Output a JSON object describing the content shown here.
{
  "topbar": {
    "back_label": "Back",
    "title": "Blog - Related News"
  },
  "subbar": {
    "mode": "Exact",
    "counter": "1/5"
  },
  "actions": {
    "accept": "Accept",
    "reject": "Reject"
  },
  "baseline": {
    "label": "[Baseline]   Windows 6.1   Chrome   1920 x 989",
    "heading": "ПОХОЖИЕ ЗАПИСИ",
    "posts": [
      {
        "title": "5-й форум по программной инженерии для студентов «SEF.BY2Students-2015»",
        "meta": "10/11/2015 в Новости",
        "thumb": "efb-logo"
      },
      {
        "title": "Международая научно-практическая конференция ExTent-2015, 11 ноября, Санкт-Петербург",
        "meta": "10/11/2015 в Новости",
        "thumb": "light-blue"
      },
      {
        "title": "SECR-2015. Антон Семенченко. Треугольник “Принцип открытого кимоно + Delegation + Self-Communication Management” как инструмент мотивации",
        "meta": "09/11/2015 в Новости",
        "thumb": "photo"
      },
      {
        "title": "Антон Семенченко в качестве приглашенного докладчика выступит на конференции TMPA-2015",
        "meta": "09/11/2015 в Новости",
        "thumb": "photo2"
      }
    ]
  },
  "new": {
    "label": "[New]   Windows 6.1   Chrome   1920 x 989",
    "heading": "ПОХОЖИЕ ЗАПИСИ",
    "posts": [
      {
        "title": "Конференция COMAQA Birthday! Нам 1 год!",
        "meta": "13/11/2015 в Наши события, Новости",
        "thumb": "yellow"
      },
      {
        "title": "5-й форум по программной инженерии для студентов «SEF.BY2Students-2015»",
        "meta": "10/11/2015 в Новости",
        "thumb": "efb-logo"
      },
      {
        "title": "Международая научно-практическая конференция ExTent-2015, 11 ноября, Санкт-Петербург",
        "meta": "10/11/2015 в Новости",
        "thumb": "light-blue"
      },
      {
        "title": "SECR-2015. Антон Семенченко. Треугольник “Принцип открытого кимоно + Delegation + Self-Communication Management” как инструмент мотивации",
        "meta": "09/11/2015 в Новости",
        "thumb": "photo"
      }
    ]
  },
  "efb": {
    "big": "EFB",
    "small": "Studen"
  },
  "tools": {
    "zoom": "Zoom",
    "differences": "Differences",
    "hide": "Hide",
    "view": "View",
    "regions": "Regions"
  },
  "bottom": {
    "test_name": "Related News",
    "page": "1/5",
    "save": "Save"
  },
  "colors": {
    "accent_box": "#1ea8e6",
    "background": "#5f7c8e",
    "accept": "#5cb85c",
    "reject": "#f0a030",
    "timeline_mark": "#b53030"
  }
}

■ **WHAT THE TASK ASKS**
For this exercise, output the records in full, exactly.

■ **SOLVED EXERCISE**
Output a JSON object describing the content shown here.
{
  "topbar": {
    "back_label": "Back",
    "title": "Blog - Related News"
  },
  "subbar": {
    "mode": "Exact",
    "counter": "1/5"
  },
  "actions": {
    "accept": "Accept",
    "reject": "Reject"
  },
  "baseline": {
    "label": "[Baseline]   Windows 6.1   Chrome   1920 x 989",
    "heading": "ПОХОЖИЕ ЗАПИСИ",
    "posts": [
      {
        "title": "5-й форум по программной инженерии для студентов «SEF.BY2Students-2015»",
        "meta": "10/11/2015 в Новости",
        "thumb": "efb-logo"
      },
      {
        "title": "Международая научно-практическая конференция ExTent-2015, 11 ноября, Санкт-Петербург",
        "meta": "10/11/2015 в Новости",
        "thumb": "light-blue"
      },
      {
        "title": "SECR-2015. Антон Семенченко. Треугольник “Принцип открытого кимоно + Delegation + Self-Communication Management” как инструмент мотивации",
        "meta": "09/11/2015 в Новости",
        "thumb": "photo"
      },
      {
        "title": "Антон Семенченко в качестве приглашенного докладчика выступит на конференции TMPA-2015",
        "meta": "09/11/2015 в Новости",
        "thumb": "photo2"
      }
    ]
  },
  "new": {
    "label": "[New]   Windows 6.1   Chrome   1920 x 989",
    "heading": "ПОХОЖИЕ ЗАПИСИ",
    "posts": [
      {
        "title": "Конференция COMAQA Birthday! Нам 1 год!",
        "meta": "13/11/2015 в Наши события, Новости",
        "thumb": "yellow"
      },
      {
        "title": "5-й форум по программной инженерии для студентов «SEF.BY2Students-2015»",
        "meta": "10/11/2015 в Новости",
        "thumb": "efb-logo"
      },
      {
        "title": "Международая научно-практическая конференция ExTent-2015, 11 ноября, Санкт-Петербург",
        "meta": "10/11/2015 в Новости",
        "thumb": "light-blue"
      },
      {
        "title": "SECR-2015. Антон Семенченко. Треугольник “Принцип открытого кимоно + Delegation + Self-Communication Management” как инструмент мотивации",
        "meta": "09/11/2015 в Новости",
        "thumb": "photo"
      }
    ]
  },
  "efb": {
    "big": "EFB",
    "small": "Studen"
  },
  "tools": {
    "zoom": "Zoom",
    "differences": "Differences",
    "hide": "Hide",
    "view": "View",
    "regions": "Regions"
  },
  "bottom": {
    "test_name": "Related News",
    "page": "1/5",
    "save": "Save"
  },
  "colors": {
    "accent_box": "#1ea8e6",
    "background": "#5f7c8e",
    "accept": "#5cb85c",
    "reject": "#f0a030",
    "timeline_mark": "#b53030"
  }
}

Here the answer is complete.